When you think of 1960s TV, what do you think of? Gilligan’s Island? Or perhaps The Munsters? Just don’t forget about I Spy (one of my absolute favorites). Imagine: the mod, mod world of the sixties, international espionage and thievery, and two American spies: Robert Culp as Agent Kelly Robinson, whose cover is as a former Princeton law student and Davis Cup tennis player; and Bill Cosby as Agent Alexander Scott, a Rhodes scholar whose cover is as Robinson’s Tennis coach as well as being a language expert (yes: a black tennis playing dude with a gun on TV in the mid-sixties). The show is an exercise in style and stealth, relying more heavily on crafty spy work than explosions; and the deliberate pace (a testament to the times) keeps me captivated.
My favorite aspects of the show include the great, globetrotting on-location shots, the intelligence of the writing, and the truly global cast of characters represented, all of whom are presented with dignity. Another notable factor was the palpable bond between Cosby and Culp. In fact, Cosby recently stated to the LA Times, “We almost had our own language”.
Click here for “So Long, Patrick Henry”, an episode from 1966 in which An expatriate African-American living in Africa must regain his citizenship before enemy agents kill him.
(“To Sir with Love, 1967)
According to the Chicago Park District, 170 current and classic movies will be shown in neighborhood parks throughout the city, through September. I know many of us have missed the first program offerings, but here’s a list of recommendations for the final month of movies. Lots to choose from… Bring popcorn, a blanket, and may I suggest a basket of goodies? NOTE: Click the names of the parks below for their locations.
Highlights and Recommendations…
||Movies in the Park
||Movies in the Park – To Sir, With Love (NR) *
A 1967 British film in which Sidney Poitier stars as an idealist engineer-turned-teacher tries to turn around a rough inner city school.
A truly great 2006 Documentary abouth the Chicago-bred icon. Featuring (among others) his lovely wife. If you missed this on PBS, catch it in the park.
1973 film starring Paul Newman and Robert Redford in crime-ridden 1930s Chicago.
Directed by Sidney Poitier, and starring Sidney Poitier, Bill Cosby, and Harry Belafonte. Steve and Wardell track across the city when they discover Steve’s won the lottery (but the ticket is in his stolen wallet). The pair meet a truckload of hustlers, crooked politicians, and otherwise colorful folk in the hunt.
A 2000 film featuring an abundance of Latin Jazz legends performing on stage.

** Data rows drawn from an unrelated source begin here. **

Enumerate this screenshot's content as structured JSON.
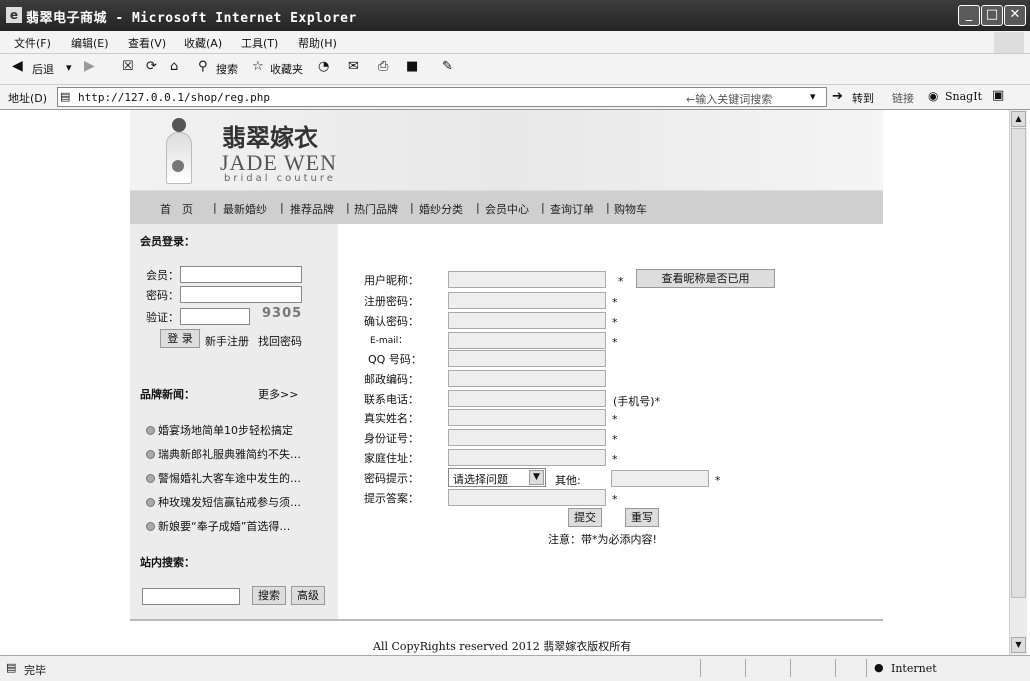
{
  "window": {
    "title": "翡翠电子商城 - Microsoft Internet Explorer",
    "min": "_",
    "max": "□",
    "close": "✕"
  },
  "menu": [
    "文件(F)",
    "编辑(E)",
    "查看(V)",
    "收藏(A)",
    "工具(T)",
    "帮助(H)"
  ],
  "toolbar": {
    "back": "后退",
    "search": "搜索",
    "favorites": "收藏夹"
  },
  "address": {
    "label": "地址(D)",
    "url": "http://127.0.0.1/shop/reg.php",
    "keyword_hint": "←输入关键词搜索",
    "go": "转到",
    "links": "链接",
    "snagit": "SnagIt"
  },
  "brand": {
    "name_cn": "翡翠嫁衣",
    "name_en": "JADE WEN",
    "tagline": "bridal couture"
  },
  "nav": [
    "首　页",
    "最新婚纱",
    "推荐品牌",
    "热门品牌",
    "婚纱分类",
    "会员中心",
    "查询订单",
    "购物车"
  ],
  "login": {
    "title": "会员登录：",
    "member": "会员：",
    "password": "密码：",
    "captcha": "验证：",
    "captcha_code": "9305",
    "login_btn": "登 录",
    "register": "新手注册",
    "recover": "找回密码"
  },
  "news": {
    "title": "品牌新闻：",
    "more": "更多>>",
    "items": [
      "婚宴场地简单10步轻松搞定",
      "瑞典新郎礼服典雅简约不失…",
      "警惕婚礼大客车途中发生的…",
      "种玫瑰发短信赢钻戒参与须…",
      "新娘要“奉子成婚”首选得…"
    ]
  },
  "site_search": {
    "title": "站内搜索：",
    "search_btn": "搜索",
    "advanced_btn": "高级"
  },
  "form": {
    "nickname": "用户昵称：",
    "check_btn": "查看昵称是否已用",
    "password": "注册密码：",
    "confirm": "确认密码：",
    "email": "E-mail：",
    "qq": "QQ 号码：",
    "postcode": "邮政编码：",
    "phone": "联系电话：",
    "phone_note": "(手机号)*",
    "realname": "真实姓名：",
    "idcard": "身份证号：",
    "address": "家庭住址：",
    "question": "密码提示：",
    "question_default": "请选择问题",
    "other": "其他:",
    "answer": "提示答案：",
    "submit": "提交",
    "reset": "重写",
    "note": "注意：带*为必添内容!",
    "required": "*"
  },
  "footer": {
    "copyright": "All CopyRights reserved 2012 翡翠嫁衣版权所有"
  },
  "status": {
    "done": "完毕",
    "zone": "Internet"
  }
}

In this 1955 film, an English teacher wages a war to get through to his students at a violent inner city school, even though many of his colleagues refuse to pick up arms. An early performance by Sidney Poitier is not to be missed.
Check out the Darkjive review of Sparkle here.

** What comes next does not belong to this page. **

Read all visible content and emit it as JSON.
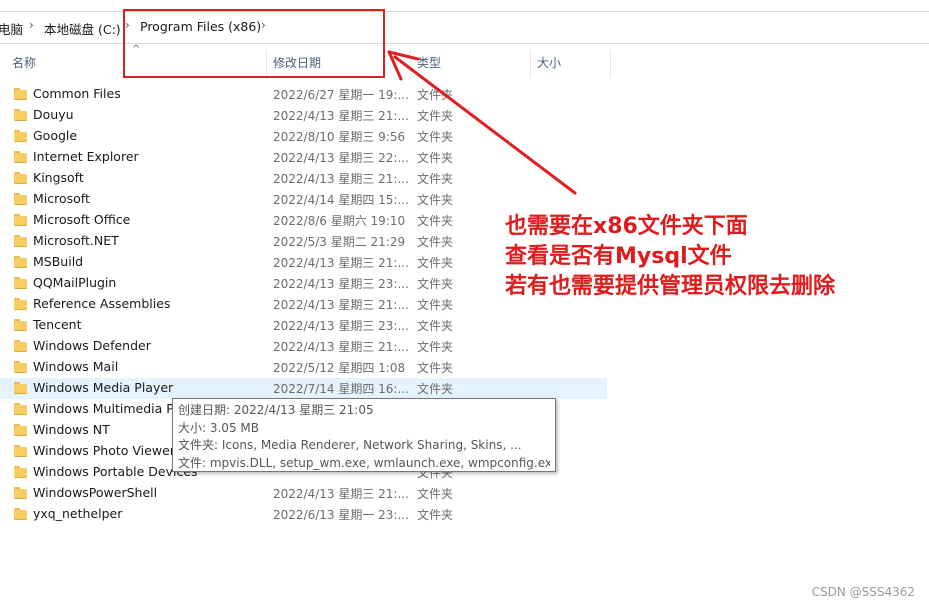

A new classic featuring Keke Palmer, with Laurence Fishburne and Angela Bassett. A young girl tries to make it (against the odds) to the National Spelling Bee.